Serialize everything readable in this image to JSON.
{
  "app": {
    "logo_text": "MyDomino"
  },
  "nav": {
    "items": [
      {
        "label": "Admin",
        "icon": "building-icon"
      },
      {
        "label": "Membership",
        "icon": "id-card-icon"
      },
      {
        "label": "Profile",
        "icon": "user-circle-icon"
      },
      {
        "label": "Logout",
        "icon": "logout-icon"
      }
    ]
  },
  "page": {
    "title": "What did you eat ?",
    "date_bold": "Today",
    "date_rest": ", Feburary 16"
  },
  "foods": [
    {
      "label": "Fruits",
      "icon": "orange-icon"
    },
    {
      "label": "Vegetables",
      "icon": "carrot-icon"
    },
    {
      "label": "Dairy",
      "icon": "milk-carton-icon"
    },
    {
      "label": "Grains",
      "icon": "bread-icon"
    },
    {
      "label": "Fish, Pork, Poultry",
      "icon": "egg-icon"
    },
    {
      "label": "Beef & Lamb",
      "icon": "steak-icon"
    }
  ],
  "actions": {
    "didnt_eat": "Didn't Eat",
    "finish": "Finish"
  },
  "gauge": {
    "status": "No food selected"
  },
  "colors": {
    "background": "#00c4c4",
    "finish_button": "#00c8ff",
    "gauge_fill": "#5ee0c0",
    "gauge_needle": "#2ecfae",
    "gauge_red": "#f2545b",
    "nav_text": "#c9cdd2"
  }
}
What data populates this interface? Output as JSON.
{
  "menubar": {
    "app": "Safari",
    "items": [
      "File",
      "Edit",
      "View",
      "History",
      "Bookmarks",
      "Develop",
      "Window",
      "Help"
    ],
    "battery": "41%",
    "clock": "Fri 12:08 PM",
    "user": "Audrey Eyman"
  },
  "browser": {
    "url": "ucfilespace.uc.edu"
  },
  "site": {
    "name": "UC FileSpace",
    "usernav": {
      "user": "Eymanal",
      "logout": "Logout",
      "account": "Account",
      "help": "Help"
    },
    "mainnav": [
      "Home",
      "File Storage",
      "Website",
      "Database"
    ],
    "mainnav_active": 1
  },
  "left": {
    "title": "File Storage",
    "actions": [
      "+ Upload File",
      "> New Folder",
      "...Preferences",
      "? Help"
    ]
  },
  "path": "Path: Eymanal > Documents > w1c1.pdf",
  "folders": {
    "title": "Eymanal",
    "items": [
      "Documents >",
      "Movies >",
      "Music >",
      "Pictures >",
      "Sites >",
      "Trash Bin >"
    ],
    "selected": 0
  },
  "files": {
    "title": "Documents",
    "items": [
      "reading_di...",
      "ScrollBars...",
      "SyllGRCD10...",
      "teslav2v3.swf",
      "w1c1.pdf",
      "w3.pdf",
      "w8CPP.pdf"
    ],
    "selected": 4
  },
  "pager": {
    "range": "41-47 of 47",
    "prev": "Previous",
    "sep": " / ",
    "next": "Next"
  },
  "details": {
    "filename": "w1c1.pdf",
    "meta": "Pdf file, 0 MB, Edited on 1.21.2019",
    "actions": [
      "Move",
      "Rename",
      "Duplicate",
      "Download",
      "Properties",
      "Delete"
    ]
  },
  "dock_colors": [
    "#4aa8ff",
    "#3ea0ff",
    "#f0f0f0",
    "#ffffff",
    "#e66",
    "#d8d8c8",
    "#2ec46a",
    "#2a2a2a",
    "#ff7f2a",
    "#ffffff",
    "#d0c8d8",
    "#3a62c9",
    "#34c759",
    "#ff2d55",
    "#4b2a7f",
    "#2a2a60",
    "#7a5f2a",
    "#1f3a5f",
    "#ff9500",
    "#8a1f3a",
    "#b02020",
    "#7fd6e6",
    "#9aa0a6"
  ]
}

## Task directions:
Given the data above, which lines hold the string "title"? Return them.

## Response below:
    "title": "What did you eat ?",
    "title": "File Storage",
    "title": "Eymanal",
    "title": "Documents",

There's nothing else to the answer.